Almost 21 years after the murder of the Bain family in Dunedin, David Bain’s claim for compensation has entered a new and ( hopefully) final phase.
Ian Callinan, a retired judge of the Australian High Court, has been appointed by Justice Minister Judith Collins to assess Bain’s compensation claim for his 13 years of wrongful imprisonment.
The Callinan inquiry comes two- and- a- half years after a previous report, by the Canadian judge Ian Binnie, had concluded Bain was probably innocent.
After taking further legal advice, Collins chose to shelve Binnie’s findings.
Callinan has now been asked to start again from scratch and – crucially – he has also been asked to subject Bain’s claim to a different test.
Whereas Binnie had been asked merely to examine whether Bain was ‘‘probably innocent’’ as the minimum standard for compensation, Callinan is being asked to determine whether Bain is ‘‘ innocent beyond reasonable doubt’’.
To most people, this would seem a remarkably high hurdle.
Clearly, being found not guilty is not quite the same thing as being found innocent, and Callinan has been asked to pitch his tent in that grey area.
Thanks to the legal proceedings to which Bain was subjected, the original presumption of innocence no longer applies, and the onus on the state to prove his guilt beyond reasonable doubt has been shifted entirely back on to Bain – who, if his compensation claim is to succeed, will need to dispel every reasonable doubt about the overturning of his initial conviction.
In effect, Callinan will have to decide that the original jury’s finding of guilt was, on the evidence, unreasonable. It seems unfair.
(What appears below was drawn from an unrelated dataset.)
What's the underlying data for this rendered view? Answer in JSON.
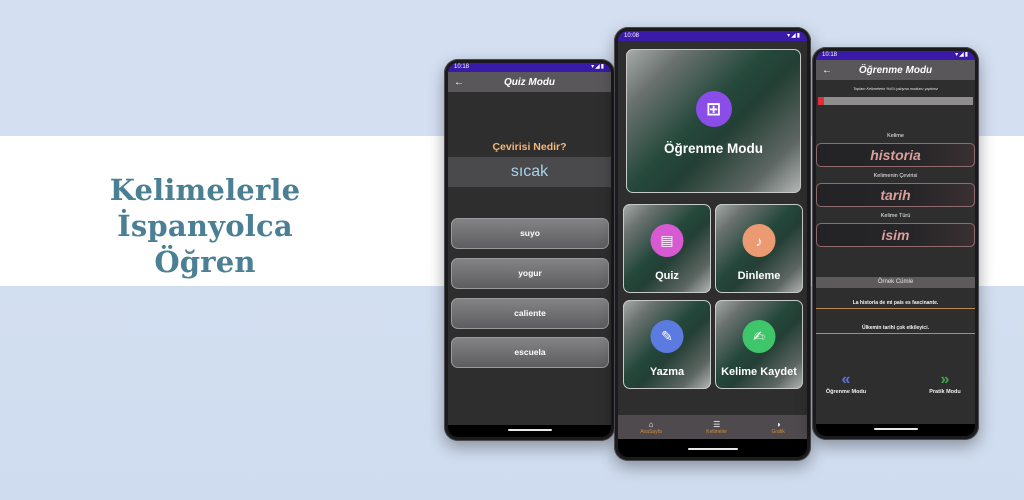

However politically unpopular it may be to pay out Bain, and whatever one may privately speculate about his guilt or innocence, the reality is that our legal system has found him not guilty of the charge for which he was imprisoned for so long.
In other words, the state’s contention – supported by the original jury – that he was guilty beyond reasonable doubt was proven to have been unfounded at his retrial in 2009.
To many people, that fact alone should entitle Bain to compensation.
If, in future, the standard test becomes ‘‘ prove afterwards that you were innocent beyond reasonable doubt’’ then it is hard to see how anyone’s claim for compensation could succeed.
If he had been subjected to this test, it seems unlikely that Arthur Allen Thomas would have received any compensation at all, regardless of the ‘‘ planted cartridge’’ factor in his original conviction.
Unfortunately, the public could be forgiven for thinking that the issue of Bain’s compensation claim has been run by the Government as an attempt to relitigate his acquittal, and to avoid the implications of that defeat for the Crown.
When Binnie found in Bain’s favour, his findings were set aside, and a new inquiry kitted out with a more stringent test has been launched.
How on earth is this supposed to promote trust in the impartiality of our legal system – or faith in the impartiality of our current Justice Minister, formerly the Minister of Police?
Nearly six years have elapsed since Bain was exonerated.
As the Government strings out his claim for compensation and shops around for a means of avoiding paying it, its actions are looking like a further example of injustice.